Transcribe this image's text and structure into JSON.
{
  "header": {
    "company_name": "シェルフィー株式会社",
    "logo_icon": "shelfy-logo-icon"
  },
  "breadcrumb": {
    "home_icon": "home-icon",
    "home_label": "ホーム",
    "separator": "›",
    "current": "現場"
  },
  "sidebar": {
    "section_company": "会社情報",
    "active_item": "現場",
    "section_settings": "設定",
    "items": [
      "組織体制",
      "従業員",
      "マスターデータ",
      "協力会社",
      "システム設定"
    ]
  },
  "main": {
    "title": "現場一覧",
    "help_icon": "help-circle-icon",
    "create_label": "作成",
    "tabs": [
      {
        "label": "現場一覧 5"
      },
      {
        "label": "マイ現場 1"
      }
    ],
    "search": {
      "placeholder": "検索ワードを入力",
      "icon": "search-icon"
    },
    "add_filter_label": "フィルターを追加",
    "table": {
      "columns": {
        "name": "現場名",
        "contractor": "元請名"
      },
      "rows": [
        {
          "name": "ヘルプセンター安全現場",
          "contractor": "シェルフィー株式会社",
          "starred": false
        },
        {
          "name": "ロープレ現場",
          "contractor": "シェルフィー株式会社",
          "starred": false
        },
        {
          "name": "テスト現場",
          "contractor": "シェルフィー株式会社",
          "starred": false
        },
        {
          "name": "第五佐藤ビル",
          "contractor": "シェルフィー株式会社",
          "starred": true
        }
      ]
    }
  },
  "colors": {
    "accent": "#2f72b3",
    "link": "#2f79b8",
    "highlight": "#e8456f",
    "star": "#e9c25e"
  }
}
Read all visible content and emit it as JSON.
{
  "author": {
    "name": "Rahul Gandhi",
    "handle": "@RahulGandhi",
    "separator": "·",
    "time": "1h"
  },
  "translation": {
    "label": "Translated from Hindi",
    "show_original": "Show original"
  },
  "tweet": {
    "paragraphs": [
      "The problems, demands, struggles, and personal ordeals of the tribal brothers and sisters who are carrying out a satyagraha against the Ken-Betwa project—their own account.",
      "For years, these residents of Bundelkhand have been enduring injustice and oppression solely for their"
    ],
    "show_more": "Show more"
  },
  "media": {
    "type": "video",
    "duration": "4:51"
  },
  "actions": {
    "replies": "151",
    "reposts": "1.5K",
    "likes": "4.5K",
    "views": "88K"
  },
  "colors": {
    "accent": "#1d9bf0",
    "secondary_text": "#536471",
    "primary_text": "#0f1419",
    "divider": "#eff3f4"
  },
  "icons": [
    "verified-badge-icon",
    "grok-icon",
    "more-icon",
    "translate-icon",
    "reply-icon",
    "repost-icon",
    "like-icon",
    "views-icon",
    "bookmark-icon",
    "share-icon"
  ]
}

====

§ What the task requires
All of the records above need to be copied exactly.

§ Task output
Transcribe this image's text and structure into JSON.
{
  "header": {
    "company_name": "シェルフィー株式会社",
    "logo_icon": "shelfy-logo-icon"
  },
  "breadcrumb": {
    "home_icon": "home-icon",
    "home_label": "ホーム",
    "separator": "›",
    "current": "現場"
  },
  "sidebar": {
    "section_company": "会社情報",
    "active_item": "現場",
    "section_settings": "設定",
    "items": [
      "組織体制",
      "従業員",
      "マスターデータ",
      "協力会社",
      "システム設定"
    ]
  },
  "main": {
    "title": "現場一覧",
    "help_icon": "help-circle-icon",
    "create_label": "作成",
    "tabs": [
      {
        "label": "現場一覧 5"
      },
      {
        "label": "マイ現場 1"
      }
    ],
    "search": {
      "placeholder": "検索ワードを入力",
      "icon": "search-icon"
    },
    "add_filter_label": "フィルターを追加",
    "table": {
      "columns": {
        "name": "現場名",
        "contractor": "元請名"
      },
      "rows": [
        {
          "name": "ヘルプセンター安全現場",
          "contractor": "シェルフィー株式会社",
          "starred": false
        },
        {
          "name": "ロープレ現場",
          "contractor": "シェルフィー株式会社",
          "starred": false
        },
        {
          "name": "テスト現場",
          "contractor": "シェルフィー株式会社",
          "starred": false
        },
        {
          "name": "第五佐藤ビル",
          "contractor": "シェルフィー株式会社",
          "starred": true
        }
      ]
    }
  },
  "colors": {
    "accent": "#2f72b3",
    "link": "#2f79b8",
    "highlight": "#e8456f",
    "star": "#e9c25e"
  }
}
Read all visible content and emit it as JSON.
{
  "author": {
    "name": "Rahul Gandhi",
    "handle": "@RahulGandhi",
    "separator": "·",
    "time": "1h"
  },
  "translation": {
    "label": "Translated from Hindi",
    "show_original": "Show original"
  },
  "tweet": {
    "paragraphs": [
      "The problems, demands, struggles, and personal ordeals of the tribal brothers and sisters who are carrying out a satyagraha against the Ken-Betwa project—their own account.",
      "For years, these residents of Bundelkhand have been enduring injustice and oppression solely for their"
    ],
    "show_more": "Show more"
  },
  "media": {
    "type": "video",
    "duration": "4:51"
  },
  "actions": {
    "replies": "151",
    "reposts": "1.5K",
    "likes": "4.5K",
    "views": "88K"
  },
  "colors": {
    "accent": "#1d9bf0",
    "secondary_text": "#536471",
    "primary_text": "#0f1419",
    "divider": "#eff3f4"
  },
  "icons": [
    "verified-badge-icon",
    "grok-icon",
    "more-icon",
    "translate-icon",
    "reply-icon",
    "repost-icon",
    "like-icon",
    "views-icon",
    "bookmark-icon",
    "share-icon"
  ]
}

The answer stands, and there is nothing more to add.